PROBLEM STATEMENT: How many lines below hold the string "balance"? Report that number alone.

RECORDS SHOWN:

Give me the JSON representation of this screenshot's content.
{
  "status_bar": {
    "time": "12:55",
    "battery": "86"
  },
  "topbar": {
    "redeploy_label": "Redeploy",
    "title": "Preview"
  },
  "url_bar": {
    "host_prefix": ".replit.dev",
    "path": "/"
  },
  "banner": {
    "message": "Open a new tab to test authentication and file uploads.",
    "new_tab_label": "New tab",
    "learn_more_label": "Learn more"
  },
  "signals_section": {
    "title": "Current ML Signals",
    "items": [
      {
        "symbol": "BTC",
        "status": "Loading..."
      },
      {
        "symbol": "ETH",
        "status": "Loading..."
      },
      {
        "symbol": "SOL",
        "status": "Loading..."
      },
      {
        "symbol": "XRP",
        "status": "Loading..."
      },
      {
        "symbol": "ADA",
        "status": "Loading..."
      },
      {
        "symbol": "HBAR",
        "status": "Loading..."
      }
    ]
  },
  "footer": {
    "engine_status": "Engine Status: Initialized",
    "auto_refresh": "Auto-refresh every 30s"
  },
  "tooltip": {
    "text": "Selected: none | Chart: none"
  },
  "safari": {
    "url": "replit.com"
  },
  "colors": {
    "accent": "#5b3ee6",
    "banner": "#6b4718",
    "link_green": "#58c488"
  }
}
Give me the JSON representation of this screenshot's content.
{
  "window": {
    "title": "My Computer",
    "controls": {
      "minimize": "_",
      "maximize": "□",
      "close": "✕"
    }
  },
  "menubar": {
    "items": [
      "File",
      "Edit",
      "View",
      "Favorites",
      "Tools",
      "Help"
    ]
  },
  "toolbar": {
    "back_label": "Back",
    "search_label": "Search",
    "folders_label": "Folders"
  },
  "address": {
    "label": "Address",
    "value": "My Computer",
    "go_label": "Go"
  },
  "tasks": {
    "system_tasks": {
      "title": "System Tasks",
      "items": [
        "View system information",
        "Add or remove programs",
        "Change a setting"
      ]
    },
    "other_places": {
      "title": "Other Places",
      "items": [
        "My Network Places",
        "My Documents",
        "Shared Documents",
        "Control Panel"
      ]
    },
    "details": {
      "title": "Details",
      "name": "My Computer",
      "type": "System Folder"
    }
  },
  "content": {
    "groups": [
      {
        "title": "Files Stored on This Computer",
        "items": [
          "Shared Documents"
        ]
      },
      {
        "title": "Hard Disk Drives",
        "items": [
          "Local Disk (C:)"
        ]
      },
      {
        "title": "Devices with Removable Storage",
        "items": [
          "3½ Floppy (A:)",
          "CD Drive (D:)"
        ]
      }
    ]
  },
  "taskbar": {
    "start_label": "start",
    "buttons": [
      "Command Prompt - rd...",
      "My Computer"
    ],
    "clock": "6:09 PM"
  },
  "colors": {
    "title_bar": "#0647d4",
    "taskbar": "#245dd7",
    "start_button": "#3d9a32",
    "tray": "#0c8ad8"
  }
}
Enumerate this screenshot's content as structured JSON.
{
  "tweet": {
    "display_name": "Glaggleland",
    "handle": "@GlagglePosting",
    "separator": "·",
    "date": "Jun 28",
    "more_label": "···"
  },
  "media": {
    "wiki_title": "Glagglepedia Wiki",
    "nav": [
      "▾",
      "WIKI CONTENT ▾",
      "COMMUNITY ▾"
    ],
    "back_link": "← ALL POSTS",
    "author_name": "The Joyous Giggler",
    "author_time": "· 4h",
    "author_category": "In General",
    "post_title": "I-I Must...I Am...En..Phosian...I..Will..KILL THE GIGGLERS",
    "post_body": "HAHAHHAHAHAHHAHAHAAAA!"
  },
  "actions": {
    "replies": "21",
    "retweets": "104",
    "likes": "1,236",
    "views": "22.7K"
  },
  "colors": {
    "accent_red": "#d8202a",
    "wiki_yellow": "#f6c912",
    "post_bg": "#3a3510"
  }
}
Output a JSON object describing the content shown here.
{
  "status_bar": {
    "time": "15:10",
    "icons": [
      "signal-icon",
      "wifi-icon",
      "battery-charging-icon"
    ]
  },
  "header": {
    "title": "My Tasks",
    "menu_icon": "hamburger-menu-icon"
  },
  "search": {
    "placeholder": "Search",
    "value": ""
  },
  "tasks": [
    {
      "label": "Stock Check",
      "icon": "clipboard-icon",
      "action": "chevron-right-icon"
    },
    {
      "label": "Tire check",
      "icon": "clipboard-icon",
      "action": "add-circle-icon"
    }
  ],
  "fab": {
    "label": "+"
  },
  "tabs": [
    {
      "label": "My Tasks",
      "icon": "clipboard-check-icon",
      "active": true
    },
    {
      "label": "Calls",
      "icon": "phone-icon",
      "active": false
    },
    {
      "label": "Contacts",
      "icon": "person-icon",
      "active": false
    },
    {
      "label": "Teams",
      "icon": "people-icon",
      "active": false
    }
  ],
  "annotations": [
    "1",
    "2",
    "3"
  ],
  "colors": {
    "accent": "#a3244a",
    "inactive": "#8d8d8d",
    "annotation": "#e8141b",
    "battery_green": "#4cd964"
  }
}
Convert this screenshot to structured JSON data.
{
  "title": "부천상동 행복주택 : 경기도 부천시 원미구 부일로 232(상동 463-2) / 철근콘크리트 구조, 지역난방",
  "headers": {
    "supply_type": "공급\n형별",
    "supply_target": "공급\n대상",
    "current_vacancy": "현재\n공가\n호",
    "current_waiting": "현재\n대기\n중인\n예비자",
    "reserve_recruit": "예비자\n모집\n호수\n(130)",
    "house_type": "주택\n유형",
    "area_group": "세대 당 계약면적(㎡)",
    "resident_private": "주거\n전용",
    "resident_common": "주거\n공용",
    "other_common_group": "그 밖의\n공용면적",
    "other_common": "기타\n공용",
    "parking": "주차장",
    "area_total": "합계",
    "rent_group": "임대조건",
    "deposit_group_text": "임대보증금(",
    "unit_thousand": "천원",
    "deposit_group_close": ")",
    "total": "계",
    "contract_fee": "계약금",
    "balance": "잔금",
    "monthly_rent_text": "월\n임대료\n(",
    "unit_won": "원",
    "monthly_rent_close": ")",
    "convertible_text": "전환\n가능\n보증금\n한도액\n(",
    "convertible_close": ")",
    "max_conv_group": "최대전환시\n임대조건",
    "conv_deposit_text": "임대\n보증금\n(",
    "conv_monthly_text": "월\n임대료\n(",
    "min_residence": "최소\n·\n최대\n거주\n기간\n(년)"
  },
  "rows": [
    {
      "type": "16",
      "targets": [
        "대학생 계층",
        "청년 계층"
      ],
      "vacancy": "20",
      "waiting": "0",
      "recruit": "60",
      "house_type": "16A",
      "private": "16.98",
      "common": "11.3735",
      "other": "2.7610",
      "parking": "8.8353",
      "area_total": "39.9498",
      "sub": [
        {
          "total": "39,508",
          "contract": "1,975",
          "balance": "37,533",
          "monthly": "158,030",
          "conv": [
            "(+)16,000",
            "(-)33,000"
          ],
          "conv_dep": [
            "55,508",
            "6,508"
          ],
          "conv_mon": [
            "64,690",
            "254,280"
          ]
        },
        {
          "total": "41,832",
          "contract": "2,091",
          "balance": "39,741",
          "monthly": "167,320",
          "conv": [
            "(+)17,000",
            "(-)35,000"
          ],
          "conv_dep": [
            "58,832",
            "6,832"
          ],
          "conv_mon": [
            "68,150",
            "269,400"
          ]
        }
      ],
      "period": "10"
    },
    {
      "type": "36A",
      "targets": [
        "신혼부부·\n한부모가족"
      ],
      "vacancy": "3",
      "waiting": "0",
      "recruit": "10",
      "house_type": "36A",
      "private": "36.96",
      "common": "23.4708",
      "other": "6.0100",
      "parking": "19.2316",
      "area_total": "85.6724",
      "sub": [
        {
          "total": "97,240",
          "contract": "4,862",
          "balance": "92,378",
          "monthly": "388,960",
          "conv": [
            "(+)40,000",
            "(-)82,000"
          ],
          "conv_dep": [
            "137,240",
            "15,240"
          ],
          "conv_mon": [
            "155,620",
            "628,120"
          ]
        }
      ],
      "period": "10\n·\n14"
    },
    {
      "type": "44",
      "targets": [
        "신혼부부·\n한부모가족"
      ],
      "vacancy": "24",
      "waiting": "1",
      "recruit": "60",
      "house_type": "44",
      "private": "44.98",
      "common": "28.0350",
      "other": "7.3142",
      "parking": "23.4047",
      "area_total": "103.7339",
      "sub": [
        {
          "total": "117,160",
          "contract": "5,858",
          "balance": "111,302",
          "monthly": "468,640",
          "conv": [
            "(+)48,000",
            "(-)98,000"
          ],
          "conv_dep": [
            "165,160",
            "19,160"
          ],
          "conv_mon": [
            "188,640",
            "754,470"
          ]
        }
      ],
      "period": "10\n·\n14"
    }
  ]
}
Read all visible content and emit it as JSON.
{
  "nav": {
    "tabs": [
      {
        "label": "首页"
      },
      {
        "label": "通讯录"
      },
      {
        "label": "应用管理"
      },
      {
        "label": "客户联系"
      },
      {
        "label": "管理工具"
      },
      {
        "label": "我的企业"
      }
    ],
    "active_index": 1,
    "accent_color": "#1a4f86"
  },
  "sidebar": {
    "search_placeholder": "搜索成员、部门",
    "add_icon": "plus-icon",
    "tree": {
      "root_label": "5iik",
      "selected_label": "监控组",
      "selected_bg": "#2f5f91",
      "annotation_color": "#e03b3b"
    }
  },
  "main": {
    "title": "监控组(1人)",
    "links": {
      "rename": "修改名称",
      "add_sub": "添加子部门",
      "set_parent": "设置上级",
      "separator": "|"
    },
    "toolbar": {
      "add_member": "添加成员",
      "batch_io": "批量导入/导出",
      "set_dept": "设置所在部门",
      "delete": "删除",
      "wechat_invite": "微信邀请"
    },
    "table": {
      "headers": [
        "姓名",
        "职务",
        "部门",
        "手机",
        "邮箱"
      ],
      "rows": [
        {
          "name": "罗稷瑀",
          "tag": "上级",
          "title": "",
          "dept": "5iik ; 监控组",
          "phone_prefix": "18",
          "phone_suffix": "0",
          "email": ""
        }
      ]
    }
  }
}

YOUR RESPONSE: 5